» What to do:
Every line of the data below should be repeated exactly, and no picture should be copied.

» Dataset excerpts:
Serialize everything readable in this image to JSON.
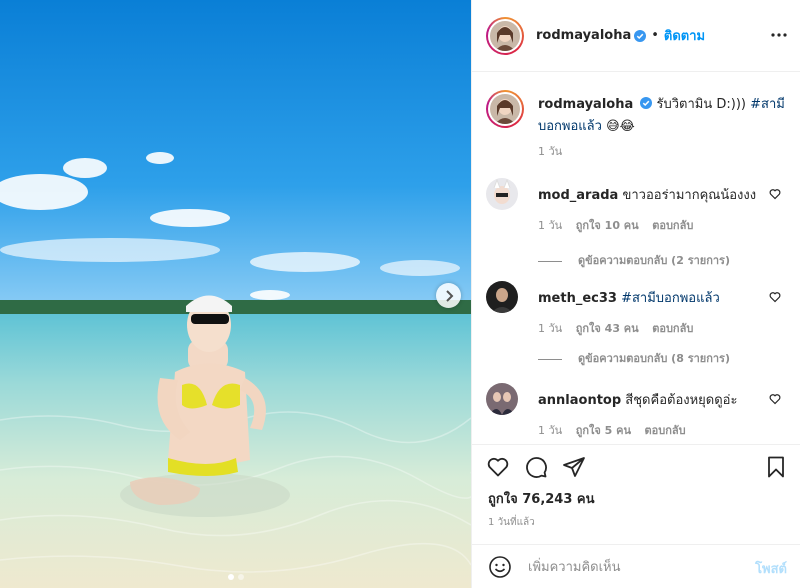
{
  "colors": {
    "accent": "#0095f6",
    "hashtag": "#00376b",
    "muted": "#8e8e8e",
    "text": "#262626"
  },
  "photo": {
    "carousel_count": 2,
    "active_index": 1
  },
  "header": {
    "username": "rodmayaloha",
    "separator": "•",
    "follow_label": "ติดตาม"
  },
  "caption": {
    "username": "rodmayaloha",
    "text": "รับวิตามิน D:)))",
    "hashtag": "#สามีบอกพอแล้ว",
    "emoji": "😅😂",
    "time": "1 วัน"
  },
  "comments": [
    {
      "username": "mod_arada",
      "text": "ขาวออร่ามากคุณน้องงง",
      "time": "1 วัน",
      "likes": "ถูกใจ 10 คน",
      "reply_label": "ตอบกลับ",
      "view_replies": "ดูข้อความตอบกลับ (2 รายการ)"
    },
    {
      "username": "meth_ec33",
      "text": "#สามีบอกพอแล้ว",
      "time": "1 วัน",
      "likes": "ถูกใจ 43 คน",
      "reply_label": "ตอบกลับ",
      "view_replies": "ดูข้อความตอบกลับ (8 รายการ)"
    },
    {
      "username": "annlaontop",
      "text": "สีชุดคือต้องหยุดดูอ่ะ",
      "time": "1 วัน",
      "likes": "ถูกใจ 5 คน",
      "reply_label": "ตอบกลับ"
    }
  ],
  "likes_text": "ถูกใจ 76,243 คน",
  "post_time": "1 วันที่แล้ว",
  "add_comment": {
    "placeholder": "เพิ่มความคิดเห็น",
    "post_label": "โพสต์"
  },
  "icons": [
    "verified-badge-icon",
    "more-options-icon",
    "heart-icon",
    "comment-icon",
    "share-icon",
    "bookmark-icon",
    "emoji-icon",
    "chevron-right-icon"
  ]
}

» The answer:
Serialize everything readable in this image to JSON.
{
  "colors": {
    "accent": "#0095f6",
    "hashtag": "#00376b",
    "muted": "#8e8e8e",
    "text": "#262626"
  },
  "photo": {
    "carousel_count": 2,
    "active_index": 1
  },
  "header": {
    "username": "rodmayaloha",
    "separator": "•",
    "follow_label": "ติดตาม"
  },
  "caption": {
    "username": "rodmayaloha",
    "text": "รับวิตามิน D:)))",
    "hashtag": "#สามีบอกพอแล้ว",
    "emoji": "😅😂",
    "time": "1 วัน"
  },
  "comments": [
    {
      "username": "mod_arada",
      "text": "ขาวออร่ามากคุณน้องงง",
      "time": "1 วัน",
      "likes": "ถูกใจ 10 คน",
      "reply_label": "ตอบกลับ",
      "view_replies": "ดูข้อความตอบกลับ (2 รายการ)"
    },
    {
      "username": "meth_ec33",
      "text": "#สามีบอกพอแล้ว",
      "time": "1 วัน",
      "likes": "ถูกใจ 43 คน",
      "reply_label": "ตอบกลับ",
      "view_replies": "ดูข้อความตอบกลับ (8 รายการ)"
    },
    {
      "username": "annlaontop",
      "text": "สีชุดคือต้องหยุดดูอ่ะ",
      "time": "1 วัน",
      "likes": "ถูกใจ 5 คน",
      "reply_label": "ตอบกลับ"
    }
  ],
  "likes_text": "ถูกใจ 76,243 คน",
  "post_time": "1 วันที่แล้ว",
  "add_comment": {
    "placeholder": "เพิ่มความคิดเห็น",
    "post_label": "โพสต์"
  },
  "icons": [
    "verified-badge-icon",
    "more-options-icon",
    "heart-icon",
    "comment-icon",
    "share-icon",
    "bookmark-icon",
    "emoji-icon",
    "chevron-right-icon"
  ]
}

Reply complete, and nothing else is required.